The future is closer than you might think. For years, autonomous semi trucks have been an exciting technology that seemed just over the horizon. In 2022, however, they’re making a very tangible foray into the real world. A number of companies, including TuSimple, Alphabet, Aurora, and Kodiak Robotics have been testing self-driving trucks on real Texas highways. The success of these tests has many wondering about the future of jobs in trucking. As of now, a shortage of truckers leaves the United States wanting nearly 60,000 additional truck drivers. Autonomous semis will help fill this gap along simple routes in mild weather – for now. A study from the University of Michigan and Carnegie Mellon suggests that up to 94% of human operator hours could be eliminated by autonomous trucks in the not-so-distant future, costing up to 500,000 human jobs.
Barriers to Implementation
Autonomous vehicles live in a complex legal world. Regulations vary state by state, meaning that a truck that’s legal to operate independently in Arizona might not be legal in California.
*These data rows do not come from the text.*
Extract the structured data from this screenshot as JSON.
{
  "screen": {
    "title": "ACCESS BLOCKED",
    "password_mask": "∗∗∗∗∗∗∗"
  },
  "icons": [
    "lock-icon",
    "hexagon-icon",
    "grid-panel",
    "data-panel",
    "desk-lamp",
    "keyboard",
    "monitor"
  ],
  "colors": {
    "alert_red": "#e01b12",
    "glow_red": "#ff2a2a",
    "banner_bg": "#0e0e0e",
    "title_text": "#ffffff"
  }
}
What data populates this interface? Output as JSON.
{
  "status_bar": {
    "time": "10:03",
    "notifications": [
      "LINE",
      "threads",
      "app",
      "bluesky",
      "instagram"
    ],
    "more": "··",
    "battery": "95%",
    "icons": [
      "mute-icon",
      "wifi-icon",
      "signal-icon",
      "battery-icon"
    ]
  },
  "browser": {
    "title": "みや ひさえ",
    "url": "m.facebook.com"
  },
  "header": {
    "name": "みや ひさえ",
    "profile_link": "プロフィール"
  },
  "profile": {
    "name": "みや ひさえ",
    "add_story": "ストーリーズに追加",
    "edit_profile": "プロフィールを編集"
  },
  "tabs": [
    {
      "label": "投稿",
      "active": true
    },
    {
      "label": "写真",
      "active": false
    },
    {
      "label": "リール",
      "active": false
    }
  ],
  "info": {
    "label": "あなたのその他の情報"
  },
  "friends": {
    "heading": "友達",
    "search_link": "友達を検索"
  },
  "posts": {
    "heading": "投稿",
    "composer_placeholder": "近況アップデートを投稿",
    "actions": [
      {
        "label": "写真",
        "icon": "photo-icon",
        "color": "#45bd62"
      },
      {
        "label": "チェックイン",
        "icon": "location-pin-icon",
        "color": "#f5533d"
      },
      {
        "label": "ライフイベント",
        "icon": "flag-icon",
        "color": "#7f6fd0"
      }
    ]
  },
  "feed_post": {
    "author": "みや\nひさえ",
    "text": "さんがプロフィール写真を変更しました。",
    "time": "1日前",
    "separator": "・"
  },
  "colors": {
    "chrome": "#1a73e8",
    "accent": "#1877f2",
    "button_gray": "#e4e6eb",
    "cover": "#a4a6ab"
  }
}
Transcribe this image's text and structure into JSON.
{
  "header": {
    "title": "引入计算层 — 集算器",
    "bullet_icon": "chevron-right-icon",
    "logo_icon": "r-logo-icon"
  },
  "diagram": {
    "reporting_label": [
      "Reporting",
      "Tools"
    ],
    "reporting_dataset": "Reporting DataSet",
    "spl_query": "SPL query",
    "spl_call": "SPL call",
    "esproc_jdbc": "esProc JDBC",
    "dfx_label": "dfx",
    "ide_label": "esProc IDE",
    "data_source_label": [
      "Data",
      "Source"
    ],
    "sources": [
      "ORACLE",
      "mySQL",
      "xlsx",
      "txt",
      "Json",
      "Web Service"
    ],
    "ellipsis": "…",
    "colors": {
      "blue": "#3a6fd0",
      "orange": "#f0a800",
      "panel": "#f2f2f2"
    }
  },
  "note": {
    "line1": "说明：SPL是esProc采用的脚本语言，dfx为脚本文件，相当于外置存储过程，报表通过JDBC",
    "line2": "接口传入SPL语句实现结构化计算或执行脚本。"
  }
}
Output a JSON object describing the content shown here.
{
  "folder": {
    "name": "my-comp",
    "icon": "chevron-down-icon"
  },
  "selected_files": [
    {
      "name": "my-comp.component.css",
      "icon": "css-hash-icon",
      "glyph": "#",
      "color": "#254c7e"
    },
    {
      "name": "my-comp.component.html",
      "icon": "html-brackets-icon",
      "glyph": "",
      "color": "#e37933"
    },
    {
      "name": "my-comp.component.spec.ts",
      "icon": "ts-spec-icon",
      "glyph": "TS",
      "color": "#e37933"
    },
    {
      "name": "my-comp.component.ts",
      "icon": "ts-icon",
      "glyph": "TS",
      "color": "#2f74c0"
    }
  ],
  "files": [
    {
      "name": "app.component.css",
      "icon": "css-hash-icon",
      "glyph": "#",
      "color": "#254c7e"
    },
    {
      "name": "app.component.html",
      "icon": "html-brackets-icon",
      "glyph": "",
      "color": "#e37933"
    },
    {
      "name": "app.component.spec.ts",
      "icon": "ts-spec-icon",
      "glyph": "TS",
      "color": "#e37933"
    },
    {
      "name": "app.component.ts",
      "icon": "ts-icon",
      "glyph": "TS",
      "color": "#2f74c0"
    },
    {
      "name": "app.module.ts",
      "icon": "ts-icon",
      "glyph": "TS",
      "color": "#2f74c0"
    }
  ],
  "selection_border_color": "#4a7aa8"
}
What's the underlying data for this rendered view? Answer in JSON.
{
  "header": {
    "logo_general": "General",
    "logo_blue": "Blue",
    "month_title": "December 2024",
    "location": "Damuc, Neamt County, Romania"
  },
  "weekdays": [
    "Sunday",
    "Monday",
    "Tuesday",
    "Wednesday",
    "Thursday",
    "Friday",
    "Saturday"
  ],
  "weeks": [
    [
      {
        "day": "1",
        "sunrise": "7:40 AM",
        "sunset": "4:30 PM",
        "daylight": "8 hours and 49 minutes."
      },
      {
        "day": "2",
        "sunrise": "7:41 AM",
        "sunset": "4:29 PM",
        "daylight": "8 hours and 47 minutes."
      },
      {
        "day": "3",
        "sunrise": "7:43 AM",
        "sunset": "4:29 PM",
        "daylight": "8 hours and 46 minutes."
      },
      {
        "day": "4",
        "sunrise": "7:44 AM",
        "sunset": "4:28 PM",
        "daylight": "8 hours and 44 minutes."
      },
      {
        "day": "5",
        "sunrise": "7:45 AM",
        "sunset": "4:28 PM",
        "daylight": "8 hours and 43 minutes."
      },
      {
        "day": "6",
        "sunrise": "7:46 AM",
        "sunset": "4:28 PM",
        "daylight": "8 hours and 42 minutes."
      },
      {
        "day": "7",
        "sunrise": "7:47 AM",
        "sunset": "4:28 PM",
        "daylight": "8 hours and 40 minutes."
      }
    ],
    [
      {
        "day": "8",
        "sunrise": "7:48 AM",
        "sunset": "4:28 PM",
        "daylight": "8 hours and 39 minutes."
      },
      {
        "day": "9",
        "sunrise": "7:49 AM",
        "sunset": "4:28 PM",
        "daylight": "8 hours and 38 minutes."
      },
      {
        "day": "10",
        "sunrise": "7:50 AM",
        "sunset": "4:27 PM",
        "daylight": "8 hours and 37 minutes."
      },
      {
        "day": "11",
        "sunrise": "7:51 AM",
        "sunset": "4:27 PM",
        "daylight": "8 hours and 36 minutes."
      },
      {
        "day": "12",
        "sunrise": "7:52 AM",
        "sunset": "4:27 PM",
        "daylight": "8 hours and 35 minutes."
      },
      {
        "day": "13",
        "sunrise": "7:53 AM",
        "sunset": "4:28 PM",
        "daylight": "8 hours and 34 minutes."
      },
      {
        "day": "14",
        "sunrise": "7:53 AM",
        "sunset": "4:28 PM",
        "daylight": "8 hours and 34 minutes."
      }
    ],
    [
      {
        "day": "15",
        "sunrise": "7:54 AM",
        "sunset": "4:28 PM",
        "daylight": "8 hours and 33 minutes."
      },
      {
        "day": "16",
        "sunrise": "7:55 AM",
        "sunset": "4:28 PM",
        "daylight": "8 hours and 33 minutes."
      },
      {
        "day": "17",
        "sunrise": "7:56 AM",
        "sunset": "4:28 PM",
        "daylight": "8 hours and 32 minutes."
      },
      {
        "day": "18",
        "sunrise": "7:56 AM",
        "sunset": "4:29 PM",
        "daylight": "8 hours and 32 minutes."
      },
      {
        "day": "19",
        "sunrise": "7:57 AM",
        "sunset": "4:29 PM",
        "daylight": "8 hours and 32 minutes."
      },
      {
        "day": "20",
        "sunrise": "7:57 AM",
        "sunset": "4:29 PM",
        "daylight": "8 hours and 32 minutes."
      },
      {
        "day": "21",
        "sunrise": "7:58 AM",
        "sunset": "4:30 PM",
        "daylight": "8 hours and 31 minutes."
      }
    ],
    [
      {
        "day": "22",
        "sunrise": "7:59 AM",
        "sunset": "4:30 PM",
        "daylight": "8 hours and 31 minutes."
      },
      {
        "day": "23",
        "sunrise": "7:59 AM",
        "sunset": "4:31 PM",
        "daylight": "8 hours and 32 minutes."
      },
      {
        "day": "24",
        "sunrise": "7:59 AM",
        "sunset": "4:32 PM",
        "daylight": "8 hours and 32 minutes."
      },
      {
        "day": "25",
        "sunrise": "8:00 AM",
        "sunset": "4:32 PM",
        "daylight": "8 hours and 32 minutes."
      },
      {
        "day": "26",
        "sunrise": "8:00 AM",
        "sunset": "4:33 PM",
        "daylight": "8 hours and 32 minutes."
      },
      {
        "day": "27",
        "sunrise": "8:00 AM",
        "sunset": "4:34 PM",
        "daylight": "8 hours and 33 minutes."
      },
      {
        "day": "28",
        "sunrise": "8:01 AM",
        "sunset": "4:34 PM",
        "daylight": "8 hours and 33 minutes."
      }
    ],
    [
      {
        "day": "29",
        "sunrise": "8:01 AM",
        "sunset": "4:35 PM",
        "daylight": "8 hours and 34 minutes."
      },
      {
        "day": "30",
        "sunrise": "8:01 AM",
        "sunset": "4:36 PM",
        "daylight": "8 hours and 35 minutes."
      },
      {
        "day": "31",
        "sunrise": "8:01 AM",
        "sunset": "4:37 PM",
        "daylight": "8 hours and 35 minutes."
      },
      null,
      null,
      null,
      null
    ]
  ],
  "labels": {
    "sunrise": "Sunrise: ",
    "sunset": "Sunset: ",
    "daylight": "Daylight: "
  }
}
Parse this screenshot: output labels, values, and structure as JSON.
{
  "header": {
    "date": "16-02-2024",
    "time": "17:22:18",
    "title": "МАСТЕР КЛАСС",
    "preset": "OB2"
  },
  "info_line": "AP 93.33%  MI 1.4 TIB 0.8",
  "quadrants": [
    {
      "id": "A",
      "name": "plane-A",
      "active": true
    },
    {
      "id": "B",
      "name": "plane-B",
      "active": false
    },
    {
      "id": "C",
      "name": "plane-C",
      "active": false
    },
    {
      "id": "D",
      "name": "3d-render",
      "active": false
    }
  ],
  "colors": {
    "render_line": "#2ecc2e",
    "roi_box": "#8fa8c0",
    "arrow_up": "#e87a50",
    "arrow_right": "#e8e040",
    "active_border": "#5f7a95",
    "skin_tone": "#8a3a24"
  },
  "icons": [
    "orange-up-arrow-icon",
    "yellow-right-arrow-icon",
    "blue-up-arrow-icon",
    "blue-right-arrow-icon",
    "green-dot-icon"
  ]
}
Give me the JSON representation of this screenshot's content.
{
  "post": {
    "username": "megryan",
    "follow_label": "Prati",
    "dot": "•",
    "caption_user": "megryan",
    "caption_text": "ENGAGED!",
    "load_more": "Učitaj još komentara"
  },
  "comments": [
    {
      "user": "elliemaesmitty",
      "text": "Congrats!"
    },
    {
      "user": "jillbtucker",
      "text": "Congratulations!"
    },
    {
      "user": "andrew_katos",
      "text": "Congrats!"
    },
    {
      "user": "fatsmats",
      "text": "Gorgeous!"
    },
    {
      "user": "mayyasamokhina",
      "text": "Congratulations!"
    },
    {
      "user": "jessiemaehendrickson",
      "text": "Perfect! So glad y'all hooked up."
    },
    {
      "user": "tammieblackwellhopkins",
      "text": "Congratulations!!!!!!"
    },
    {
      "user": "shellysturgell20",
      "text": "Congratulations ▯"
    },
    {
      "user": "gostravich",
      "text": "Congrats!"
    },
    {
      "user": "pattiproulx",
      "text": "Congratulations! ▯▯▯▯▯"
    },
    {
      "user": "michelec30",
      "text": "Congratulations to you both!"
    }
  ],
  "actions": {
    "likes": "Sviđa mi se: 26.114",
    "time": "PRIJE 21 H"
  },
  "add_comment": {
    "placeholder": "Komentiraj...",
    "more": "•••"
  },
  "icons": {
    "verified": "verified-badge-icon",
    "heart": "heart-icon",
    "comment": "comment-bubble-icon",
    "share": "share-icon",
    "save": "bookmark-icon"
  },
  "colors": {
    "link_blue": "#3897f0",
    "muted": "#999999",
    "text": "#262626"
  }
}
As of now, 44 states allow the testing of autonomous semi-trucks and 26 allow their commercial deployment. The software on trucks has to conform to local laws regarding ethics and safety. Germany, for example, recently passed a series of AI ethics laws that require self-driving vehicles to ignore the physical characteristics of humans when making life-or-death decisions. This means any trucks deployed in Germany must use software that’s specially designed to disregard factors like skin tone, height, hair, and number of limbs when making decisions. A system designed for another country might prioritize saving the individual who better fits the system’s model of a human to avoid accidentally conserving the life of an oddly shaped tree or a granite statue.
Driving is an inherently dangerous activity. In 2019, over 4,000 people were killed in accidents involving large trucks. AI driving promises to be safer on average, as artificial drivers will never get tired or distracted, but it’s only a matter of time before an autonomous semi is involved in an accident. While the Texas roads that these trucks are being tested on are very straight, boring, and uneventful, it’s not impossible for that first accident to happen before the end of the year. When that happens, the victims will need an experienced Houston semi accident attorney to navigate the new legal waters involved in getting appropriate compensation from the truck’s operators, designers, and programmers.
Part of the reason that Texas has served as a hotbed for testing is the state’s predictable, warm weather. As of now, AI systems struggle to deal with bad weather, meaning that routes in northern states will likely be driven by humans for a few more years. Additionally, not all routes are as simple as the long stretches of Texas highway between El Paso and Fort Worth. While companies like TuSimple and Aurora promise tech that automates a full route from start to finish, it’s likely that we’ll see systems that automate the middle section of a route much sooner. The truckers of 2023 might be expected to only drive on surface streets near their routes beginning and end, with the AI handling the freeway driving in between.
A Changing Future
Autonomous semi trucks promise to increase the reliability and efficiency of freight over the coming years. As of now, a few routes in southern states are the focus of intense testing and pilot programs from a number of companies, including Alphabet, Aurora, TuSimple, and Kodiak Robotics. As AI trucking expands beyond these few routes, up to 500,000 operator jobs might be replaced by robot driving systems. This change will be far from instant. In addition to a complex web of state laws governing self-driving vehicles, AI trucks must navigate complex moral problems, avoid accidents on roads with distracted human drivers, and struggle with complex surface streets and bad weather.
There’s no simple, fast solution to all of these problems. Instead, we’ll have to wait patiently as technology improves and work with partial solutions like partially autonomous trucks that only work on a few specific routes in good weather. AI trucking is definitely here to stay, but it’s not clear what final form this emerging technology will take.